Rwandan Initiative Aims to Heal Wounds of Genocide

Woman Religious Launches a Peace Project

Share this Entry

KIGALI, Rwanda, DEC. 7, 2005 (Zenit.org).- A Rwandan-born religious has launched a project to heal the scars of the 1994 genocide and to promote the culture of peace in her country.

The Rwandan tragedy broke out April 7, 1994, pitting Hutus against Tutsis. In just three months, 800,000 people were killed and 3 million Rwandans fled the country.

The aim of the new project, called Apax, is to respond to people’s desire for reconciliation and peace. The program includes problem-solving initiatives to foster nonviolence.

The Vatican missionary agency Fides reported that Apax is subdivided in several micro-projects that range from the practice of evangelical nonviolence to the building of a candle factory.

Apax’s founder is Sister Donata Uwimanimpaye, headmistress of a Catholic school in Muramba.

The woman religious holds a licentiate from the University of Fribourg and was in Switzerland at the time of the genocide.
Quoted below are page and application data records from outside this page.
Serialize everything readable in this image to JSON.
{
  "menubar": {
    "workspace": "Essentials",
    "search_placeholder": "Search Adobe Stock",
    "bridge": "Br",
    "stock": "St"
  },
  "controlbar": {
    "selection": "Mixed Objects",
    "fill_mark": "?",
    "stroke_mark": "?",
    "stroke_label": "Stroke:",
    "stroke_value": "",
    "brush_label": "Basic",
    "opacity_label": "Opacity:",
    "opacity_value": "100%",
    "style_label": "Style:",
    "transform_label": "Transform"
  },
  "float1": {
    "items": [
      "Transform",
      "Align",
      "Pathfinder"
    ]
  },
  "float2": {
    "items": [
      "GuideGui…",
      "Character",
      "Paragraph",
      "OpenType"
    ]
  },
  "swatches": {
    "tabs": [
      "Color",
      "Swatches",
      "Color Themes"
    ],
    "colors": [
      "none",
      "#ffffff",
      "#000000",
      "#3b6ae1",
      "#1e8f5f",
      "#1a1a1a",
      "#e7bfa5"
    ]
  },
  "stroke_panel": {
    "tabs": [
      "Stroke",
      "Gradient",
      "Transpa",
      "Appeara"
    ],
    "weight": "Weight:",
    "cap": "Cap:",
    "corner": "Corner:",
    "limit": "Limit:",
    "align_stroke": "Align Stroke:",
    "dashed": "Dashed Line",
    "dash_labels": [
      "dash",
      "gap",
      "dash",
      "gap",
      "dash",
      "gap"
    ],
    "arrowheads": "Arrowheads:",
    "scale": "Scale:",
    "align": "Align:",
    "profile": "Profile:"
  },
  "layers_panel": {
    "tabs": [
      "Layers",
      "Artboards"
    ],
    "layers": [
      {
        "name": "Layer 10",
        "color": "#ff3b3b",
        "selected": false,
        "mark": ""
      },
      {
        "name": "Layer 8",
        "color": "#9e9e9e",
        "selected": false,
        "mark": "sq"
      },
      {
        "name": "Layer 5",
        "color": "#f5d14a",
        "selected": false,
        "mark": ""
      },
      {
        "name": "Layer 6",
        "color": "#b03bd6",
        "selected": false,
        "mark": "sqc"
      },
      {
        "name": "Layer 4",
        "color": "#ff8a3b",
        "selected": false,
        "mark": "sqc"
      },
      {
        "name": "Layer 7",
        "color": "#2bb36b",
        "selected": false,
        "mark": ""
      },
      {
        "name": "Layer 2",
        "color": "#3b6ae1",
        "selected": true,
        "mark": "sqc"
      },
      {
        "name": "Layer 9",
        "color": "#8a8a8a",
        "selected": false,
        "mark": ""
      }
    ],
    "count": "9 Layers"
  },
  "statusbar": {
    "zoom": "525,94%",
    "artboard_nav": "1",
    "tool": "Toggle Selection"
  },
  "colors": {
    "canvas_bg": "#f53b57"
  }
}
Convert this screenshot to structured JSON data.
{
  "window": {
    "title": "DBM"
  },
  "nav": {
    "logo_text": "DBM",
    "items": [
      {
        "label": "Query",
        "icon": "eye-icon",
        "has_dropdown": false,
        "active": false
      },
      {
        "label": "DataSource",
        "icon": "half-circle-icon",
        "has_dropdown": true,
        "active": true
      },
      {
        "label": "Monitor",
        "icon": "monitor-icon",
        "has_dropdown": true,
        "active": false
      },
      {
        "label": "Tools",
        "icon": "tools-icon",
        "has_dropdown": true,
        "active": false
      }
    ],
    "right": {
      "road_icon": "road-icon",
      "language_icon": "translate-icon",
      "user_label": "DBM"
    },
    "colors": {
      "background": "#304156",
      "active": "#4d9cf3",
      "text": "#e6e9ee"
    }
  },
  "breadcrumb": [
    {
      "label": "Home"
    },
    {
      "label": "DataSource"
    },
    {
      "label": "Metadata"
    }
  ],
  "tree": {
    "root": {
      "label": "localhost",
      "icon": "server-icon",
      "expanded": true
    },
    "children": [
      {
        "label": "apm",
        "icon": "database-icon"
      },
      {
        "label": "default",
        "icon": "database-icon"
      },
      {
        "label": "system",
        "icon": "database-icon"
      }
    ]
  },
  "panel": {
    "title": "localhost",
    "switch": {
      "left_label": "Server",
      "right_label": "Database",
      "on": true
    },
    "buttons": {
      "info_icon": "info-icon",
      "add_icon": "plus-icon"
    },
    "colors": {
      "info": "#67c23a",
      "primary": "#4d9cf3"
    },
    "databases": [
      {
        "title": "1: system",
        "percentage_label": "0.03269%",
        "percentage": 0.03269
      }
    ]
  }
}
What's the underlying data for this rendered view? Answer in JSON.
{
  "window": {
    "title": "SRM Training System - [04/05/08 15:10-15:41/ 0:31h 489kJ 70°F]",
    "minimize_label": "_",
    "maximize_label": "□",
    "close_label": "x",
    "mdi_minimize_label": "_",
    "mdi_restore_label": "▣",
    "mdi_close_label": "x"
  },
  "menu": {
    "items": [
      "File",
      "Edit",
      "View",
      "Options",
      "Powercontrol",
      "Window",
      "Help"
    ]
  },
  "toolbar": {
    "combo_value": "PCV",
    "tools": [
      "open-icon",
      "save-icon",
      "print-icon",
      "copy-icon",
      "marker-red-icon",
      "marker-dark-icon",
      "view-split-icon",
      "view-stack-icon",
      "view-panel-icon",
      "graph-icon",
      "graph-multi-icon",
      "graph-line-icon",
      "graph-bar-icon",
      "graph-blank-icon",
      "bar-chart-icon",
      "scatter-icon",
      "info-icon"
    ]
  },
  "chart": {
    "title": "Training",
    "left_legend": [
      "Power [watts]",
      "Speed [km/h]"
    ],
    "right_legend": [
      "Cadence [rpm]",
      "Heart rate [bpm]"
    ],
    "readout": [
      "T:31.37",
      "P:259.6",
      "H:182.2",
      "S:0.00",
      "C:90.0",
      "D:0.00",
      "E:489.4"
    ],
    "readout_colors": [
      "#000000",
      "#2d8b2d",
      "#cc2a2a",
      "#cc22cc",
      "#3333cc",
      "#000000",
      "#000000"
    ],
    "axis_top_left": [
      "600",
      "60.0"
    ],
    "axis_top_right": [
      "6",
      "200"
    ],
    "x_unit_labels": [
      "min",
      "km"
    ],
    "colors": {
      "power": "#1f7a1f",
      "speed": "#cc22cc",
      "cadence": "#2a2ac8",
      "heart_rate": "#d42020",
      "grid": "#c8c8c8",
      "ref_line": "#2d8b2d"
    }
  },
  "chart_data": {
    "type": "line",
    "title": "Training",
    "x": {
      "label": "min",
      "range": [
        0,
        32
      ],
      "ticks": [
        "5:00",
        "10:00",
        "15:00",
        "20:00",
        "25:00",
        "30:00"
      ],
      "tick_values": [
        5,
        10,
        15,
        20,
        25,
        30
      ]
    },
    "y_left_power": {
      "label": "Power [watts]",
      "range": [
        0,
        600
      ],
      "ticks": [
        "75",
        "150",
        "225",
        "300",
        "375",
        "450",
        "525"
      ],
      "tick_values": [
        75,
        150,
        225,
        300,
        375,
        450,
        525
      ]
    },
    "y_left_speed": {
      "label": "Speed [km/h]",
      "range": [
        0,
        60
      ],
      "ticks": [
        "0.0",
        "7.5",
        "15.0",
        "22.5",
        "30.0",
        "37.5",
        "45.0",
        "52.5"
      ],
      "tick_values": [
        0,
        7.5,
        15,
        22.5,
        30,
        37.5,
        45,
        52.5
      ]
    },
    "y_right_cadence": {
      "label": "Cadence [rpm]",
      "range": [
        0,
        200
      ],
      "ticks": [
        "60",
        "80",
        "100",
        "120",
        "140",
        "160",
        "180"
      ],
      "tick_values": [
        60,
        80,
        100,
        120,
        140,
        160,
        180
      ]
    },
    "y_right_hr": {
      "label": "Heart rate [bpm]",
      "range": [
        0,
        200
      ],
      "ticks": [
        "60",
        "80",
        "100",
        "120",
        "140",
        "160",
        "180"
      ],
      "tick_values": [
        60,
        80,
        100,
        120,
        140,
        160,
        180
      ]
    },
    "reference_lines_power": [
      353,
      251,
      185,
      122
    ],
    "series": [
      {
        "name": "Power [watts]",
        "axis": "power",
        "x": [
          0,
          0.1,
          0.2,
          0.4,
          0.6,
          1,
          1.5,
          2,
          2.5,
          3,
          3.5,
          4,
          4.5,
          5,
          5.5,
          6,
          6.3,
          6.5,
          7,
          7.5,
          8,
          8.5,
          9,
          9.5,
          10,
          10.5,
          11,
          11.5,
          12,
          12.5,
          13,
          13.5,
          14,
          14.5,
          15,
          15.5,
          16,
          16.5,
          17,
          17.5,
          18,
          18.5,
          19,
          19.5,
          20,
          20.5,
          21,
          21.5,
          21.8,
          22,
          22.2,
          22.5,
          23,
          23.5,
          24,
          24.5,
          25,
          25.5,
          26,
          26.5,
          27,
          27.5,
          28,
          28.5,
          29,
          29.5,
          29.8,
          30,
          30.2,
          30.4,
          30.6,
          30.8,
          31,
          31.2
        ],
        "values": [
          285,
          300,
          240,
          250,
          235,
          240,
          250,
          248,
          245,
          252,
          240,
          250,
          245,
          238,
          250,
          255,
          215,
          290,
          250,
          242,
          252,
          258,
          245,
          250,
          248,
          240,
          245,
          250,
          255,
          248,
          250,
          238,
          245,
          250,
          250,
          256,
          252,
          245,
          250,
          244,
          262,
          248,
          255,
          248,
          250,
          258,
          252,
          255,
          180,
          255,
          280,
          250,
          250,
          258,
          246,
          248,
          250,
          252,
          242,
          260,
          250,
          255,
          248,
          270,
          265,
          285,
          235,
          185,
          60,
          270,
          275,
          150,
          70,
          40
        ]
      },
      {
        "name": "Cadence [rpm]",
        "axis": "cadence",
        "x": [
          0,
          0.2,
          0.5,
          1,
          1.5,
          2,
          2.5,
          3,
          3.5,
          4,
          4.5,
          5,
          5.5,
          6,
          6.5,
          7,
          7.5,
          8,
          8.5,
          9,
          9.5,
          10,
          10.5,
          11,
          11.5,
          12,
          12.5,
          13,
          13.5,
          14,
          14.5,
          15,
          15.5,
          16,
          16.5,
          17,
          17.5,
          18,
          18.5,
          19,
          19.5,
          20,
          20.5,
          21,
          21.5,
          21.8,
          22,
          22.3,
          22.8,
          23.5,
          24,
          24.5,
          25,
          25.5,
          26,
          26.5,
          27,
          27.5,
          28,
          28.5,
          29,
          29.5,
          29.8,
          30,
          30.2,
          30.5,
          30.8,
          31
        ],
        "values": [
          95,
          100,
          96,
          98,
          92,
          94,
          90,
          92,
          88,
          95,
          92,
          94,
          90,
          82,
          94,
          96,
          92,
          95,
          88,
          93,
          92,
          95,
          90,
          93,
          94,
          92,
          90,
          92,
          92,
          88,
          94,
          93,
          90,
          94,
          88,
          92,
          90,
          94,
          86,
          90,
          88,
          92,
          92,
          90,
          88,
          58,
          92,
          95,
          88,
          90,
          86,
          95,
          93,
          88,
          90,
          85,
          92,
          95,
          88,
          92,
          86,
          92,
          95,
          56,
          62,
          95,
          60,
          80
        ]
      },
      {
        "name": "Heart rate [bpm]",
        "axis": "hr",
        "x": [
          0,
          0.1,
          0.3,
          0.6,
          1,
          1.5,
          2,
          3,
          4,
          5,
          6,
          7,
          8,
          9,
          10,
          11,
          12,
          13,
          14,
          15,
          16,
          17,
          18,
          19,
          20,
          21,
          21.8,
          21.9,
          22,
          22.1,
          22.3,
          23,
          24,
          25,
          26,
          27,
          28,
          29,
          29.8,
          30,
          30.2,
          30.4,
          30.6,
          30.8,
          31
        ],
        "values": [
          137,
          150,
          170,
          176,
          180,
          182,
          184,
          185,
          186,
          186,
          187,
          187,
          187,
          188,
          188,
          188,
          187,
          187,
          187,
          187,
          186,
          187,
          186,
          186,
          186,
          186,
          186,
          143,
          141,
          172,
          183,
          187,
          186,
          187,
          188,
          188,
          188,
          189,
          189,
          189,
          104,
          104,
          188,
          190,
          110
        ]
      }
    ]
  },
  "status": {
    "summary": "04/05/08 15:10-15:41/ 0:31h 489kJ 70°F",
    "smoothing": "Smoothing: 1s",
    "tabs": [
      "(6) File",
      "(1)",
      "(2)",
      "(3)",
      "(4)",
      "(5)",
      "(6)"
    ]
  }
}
She is focusing particularly on the resolution of conflicts, the topic on which she wrote her thesis, entitled “Preparation for the Mediation of Conflicts.”

Into practice

The religious now intends to put her studies into practice to help solve social problems and tensions with methods learned in Switzerland and, since 1999, in the United States.

Apax has branches in various parts of Rwanda opened by young teachers.

Christian education in the value of peace is in keeping with the objectives of Rwanda’s National Commission for Unity and Reconciliation, noted Fides.

The Apax Association for education in values of peace was established to support the project in Rwanda.

Founded in Switzerland in 2001 by a group of Sister Donata’s friends, the association fosters actions of mediation in the African country and collects funds in various ways, including the initiative “African Dishes” at the Africanum Institute in Fribourg.

About half of Rwanda’s 8.5 million inhabitants are Catholic.

Share this Entry

ZENIT Staff

Support ZENIT

If you liked this article, support ZENIT now with a donation